To find out, Department of Politics researchers Drs Chris Rudd, Janine Hayward and Geoff Craig investigated the role of the media in providing information to voters during the last general election campaign. "We went in with the view that the media were the pits," admits Rudd, "but came away pleasantly surprised. There was a lot of trivia and personality coverage, which we were expecting, but, at the same time, a quarter to a third of the material was informative."

A research team analysed print and television news, leaders' debates and political interviews, political advertisements and online comment. Their findings have recently been published in Informing Voters? Politics, Media, and the New Zealand Election 2008, edited by Rudd, Hayward and Craig.

"If you read newspapers or watched television in the four weeks leading up to the election you got a lot of fluff and padding, but you could see how the parties stood on key issues," says Rudd.

The findings also led Rudd to question the value of "infotainment" in the media.

"Is trivia really all bad? Many people may not have that much interest in politics – but gaining their interest with trivia might lead them to learn more about substantial issues.

"You need to be entertaining to capture the attention of apathetic people. "There's also the question of how much information is too much? If we had 100 per cent information, who would read or watch it? People would tune out or get overloaded."

The focus on scandals and personal attacks turned out not to be as media-driven as might have been thought.

"When the media make politicians look bad because of what they say, it is important to remember that the politicians actually say these things. If they are trivial and negative, that is how they are reported – and that's not the fault of the media or the public."

So do New Zealand media do a reasonable job with political communication?

"There have been similar studies overseas and we find that New Zealand media are in line with Europe and North America. In an international context, we don't fare too badly.

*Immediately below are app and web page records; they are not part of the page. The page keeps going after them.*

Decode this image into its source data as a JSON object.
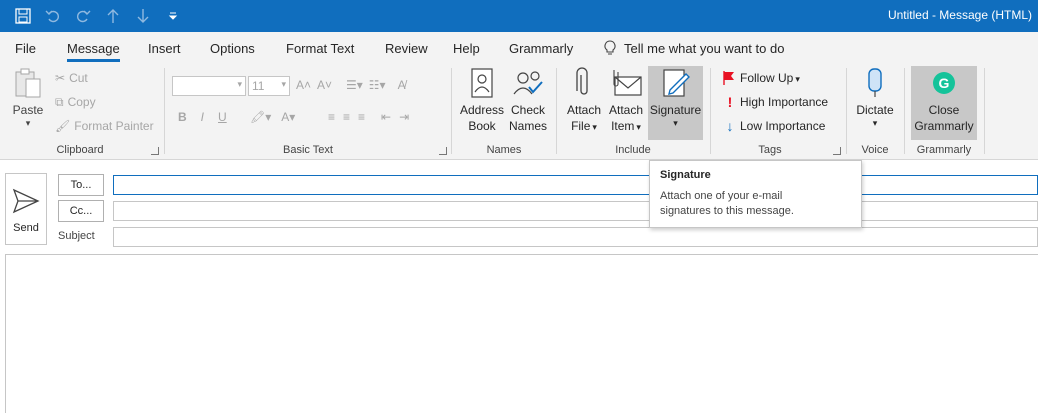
{
  "window": {
    "title": "Untitled  -  Message (HTML)"
  },
  "quick_access": [
    {
      "name": "save-icon",
      "glyph": "💾"
    },
    {
      "name": "undo-icon",
      "glyph": "↶"
    },
    {
      "name": "redo-icon",
      "glyph": "↷"
    },
    {
      "name": "up-arrow-icon",
      "glyph": "↑"
    },
    {
      "name": "down-arrow-icon",
      "glyph": "↓"
    },
    {
      "name": "customize-icon",
      "glyph": "⇟"
    }
  ],
  "menu": {
    "items": [
      "File",
      "Message",
      "Insert",
      "Options",
      "Format Text",
      "Review",
      "Help",
      "Grammarly"
    ],
    "active": "Message",
    "tell_me": "Tell me what you want to do"
  },
  "ribbon": {
    "clipboard": {
      "label": "Clipboard",
      "paste": "Paste",
      "cut": "Cut",
      "copy": "Copy",
      "format_painter": "Format Painter"
    },
    "basic_text": {
      "label": "Basic Text",
      "font_size": "11",
      "bold": "B",
      "italic": "I",
      "underline": "U"
    },
    "names": {
      "label": "Names",
      "address_book": [
        "Address",
        "Book"
      ],
      "check_names": [
        "Check",
        "Names"
      ]
    },
    "include": {
      "label": "Include",
      "attach_file": [
        "Attach",
        "File"
      ],
      "attach_item": [
        "Attach",
        "Item"
      ],
      "signature": "Signature"
    },
    "tags": {
      "label": "Tags",
      "follow_up": "Follow Up",
      "high_importance": "High Importance",
      "low_importance": "Low Importance"
    },
    "voice": {
      "label": "Voice",
      "dictate": "Dictate"
    },
    "grammarly": {
      "label": "Grammarly",
      "close": [
        "Close",
        "Grammarly"
      ]
    }
  },
  "compose": {
    "send": "Send",
    "to": "To...",
    "cc": "Cc...",
    "subject": "Subject"
  },
  "tooltip": {
    "title": "Signature",
    "desc1": "Attach one of your e-mail",
    "desc2": "signatures to this message."
  },
  "colors": {
    "accent": "#106ebe",
    "ribbon_bg": "#f3f3f3",
    "flag_red": "#e81123",
    "grammarly_green": "#15c39a"
  }
}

"Our advice to the media? Carry on as you are."


  • University of Otago
Back to top